▶ **WHAT TO WORK ON**
Filter this material down to the lines that hold "kiến", copying each one.
"""
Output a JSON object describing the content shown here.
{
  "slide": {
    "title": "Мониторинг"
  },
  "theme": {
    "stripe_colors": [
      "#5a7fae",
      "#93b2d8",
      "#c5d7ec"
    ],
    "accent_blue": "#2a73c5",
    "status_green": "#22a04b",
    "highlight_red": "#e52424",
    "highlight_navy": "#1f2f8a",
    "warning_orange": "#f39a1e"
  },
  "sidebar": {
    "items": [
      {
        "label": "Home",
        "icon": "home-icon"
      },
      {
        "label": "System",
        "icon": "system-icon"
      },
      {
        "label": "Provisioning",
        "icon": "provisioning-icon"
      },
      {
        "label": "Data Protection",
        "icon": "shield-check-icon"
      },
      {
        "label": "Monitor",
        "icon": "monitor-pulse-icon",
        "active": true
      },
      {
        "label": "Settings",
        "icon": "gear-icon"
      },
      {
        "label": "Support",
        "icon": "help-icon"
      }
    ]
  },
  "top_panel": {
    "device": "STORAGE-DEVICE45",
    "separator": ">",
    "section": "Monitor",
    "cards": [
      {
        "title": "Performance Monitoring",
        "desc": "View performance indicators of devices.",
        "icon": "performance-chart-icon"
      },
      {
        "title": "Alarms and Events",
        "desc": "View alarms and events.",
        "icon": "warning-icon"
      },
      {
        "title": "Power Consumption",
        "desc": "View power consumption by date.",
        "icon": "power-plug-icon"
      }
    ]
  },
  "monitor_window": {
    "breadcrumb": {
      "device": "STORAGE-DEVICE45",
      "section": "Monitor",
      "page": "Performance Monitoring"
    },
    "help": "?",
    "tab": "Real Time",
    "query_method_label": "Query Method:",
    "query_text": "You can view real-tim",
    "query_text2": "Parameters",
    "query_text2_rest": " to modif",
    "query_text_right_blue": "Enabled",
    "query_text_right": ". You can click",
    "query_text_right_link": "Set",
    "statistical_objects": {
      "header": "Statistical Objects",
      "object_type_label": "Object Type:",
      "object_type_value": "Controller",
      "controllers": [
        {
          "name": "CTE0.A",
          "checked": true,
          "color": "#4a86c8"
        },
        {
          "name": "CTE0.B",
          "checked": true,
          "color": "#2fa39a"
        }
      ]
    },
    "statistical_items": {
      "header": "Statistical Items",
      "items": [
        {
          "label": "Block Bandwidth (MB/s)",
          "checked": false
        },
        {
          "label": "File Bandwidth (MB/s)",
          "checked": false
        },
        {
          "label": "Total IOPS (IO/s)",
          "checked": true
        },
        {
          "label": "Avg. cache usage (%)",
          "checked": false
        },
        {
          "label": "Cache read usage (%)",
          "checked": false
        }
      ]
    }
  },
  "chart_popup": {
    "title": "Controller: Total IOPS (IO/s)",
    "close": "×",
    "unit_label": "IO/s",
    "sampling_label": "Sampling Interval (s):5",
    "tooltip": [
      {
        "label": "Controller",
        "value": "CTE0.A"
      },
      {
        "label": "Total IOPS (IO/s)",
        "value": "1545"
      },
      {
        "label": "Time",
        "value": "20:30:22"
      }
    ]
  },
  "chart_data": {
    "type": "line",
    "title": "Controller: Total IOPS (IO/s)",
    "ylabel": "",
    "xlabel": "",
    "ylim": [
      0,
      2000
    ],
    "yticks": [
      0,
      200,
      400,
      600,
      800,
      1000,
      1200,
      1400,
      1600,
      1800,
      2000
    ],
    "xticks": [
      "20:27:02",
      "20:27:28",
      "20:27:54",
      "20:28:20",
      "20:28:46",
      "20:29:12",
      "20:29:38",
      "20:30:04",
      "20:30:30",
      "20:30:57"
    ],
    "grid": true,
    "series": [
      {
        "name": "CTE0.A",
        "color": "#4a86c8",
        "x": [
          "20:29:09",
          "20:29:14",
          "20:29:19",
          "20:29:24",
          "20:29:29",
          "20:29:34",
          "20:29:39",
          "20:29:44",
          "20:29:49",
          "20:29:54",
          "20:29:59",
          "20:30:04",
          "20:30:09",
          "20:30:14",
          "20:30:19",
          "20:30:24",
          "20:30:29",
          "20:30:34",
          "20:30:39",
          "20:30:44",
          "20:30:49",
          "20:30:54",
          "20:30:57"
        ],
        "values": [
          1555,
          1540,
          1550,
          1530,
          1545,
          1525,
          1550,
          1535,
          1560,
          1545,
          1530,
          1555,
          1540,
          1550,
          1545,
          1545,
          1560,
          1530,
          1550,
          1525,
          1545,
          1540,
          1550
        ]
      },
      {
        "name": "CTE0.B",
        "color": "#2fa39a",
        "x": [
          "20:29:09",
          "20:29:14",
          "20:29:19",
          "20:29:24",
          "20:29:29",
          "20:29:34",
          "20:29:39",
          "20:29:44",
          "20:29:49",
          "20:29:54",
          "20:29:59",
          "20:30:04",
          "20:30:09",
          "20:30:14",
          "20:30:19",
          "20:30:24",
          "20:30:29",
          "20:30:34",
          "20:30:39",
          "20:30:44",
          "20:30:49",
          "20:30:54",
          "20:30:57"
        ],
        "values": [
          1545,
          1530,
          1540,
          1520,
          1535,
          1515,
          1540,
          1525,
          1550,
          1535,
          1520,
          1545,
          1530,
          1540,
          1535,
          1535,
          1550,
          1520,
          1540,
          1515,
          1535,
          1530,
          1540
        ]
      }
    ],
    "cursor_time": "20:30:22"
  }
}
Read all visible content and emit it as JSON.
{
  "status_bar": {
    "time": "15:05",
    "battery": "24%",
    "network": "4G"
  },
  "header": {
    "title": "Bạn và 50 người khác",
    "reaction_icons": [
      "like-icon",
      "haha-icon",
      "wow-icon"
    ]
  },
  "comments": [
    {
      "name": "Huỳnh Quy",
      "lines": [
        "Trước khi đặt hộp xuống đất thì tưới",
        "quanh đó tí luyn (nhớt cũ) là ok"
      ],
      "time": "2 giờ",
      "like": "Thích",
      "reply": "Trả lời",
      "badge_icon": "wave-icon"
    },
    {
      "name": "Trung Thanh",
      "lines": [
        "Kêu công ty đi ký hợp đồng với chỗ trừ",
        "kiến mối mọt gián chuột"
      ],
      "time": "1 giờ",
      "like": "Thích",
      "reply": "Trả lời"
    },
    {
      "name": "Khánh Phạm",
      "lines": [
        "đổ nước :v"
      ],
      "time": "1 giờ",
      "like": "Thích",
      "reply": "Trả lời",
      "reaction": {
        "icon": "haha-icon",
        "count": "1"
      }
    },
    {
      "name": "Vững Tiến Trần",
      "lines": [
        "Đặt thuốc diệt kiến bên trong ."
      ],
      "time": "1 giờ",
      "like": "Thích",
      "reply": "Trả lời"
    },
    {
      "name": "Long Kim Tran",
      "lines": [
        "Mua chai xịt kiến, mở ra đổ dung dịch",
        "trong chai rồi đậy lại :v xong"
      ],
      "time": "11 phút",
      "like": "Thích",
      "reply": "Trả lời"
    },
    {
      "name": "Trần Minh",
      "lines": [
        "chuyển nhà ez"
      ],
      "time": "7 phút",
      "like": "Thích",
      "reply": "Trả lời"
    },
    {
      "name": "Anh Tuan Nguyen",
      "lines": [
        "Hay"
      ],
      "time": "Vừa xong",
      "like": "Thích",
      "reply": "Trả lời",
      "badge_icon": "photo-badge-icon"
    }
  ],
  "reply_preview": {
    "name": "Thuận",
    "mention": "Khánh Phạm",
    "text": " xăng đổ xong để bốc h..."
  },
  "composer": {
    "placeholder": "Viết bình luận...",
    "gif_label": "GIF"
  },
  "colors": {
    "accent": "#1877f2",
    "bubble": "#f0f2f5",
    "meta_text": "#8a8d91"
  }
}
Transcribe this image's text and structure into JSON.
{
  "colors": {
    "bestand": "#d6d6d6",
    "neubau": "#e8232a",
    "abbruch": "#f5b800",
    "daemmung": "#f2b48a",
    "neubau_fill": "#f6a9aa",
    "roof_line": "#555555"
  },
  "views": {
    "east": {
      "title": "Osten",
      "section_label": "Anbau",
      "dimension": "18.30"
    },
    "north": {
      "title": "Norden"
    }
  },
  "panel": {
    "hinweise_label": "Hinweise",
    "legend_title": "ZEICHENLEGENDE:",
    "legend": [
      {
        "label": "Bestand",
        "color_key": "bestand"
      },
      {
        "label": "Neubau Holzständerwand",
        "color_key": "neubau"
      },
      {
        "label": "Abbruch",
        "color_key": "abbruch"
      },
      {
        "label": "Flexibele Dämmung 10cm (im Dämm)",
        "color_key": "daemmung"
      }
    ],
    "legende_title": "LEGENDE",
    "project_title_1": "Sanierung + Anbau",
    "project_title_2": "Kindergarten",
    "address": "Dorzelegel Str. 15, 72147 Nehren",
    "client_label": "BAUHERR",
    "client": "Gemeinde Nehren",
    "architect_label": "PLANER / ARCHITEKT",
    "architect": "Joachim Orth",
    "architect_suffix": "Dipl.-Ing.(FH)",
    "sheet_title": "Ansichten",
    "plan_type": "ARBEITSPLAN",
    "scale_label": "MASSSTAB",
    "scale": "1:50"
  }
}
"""
▶ **REPLY TO THE EXERCISE**
        "kiến mối mọt gián chuột"
        "Đặt thuốc diệt kiến bên trong ."
        "Mua chai xịt kiến, mở ra đổ dung dịch",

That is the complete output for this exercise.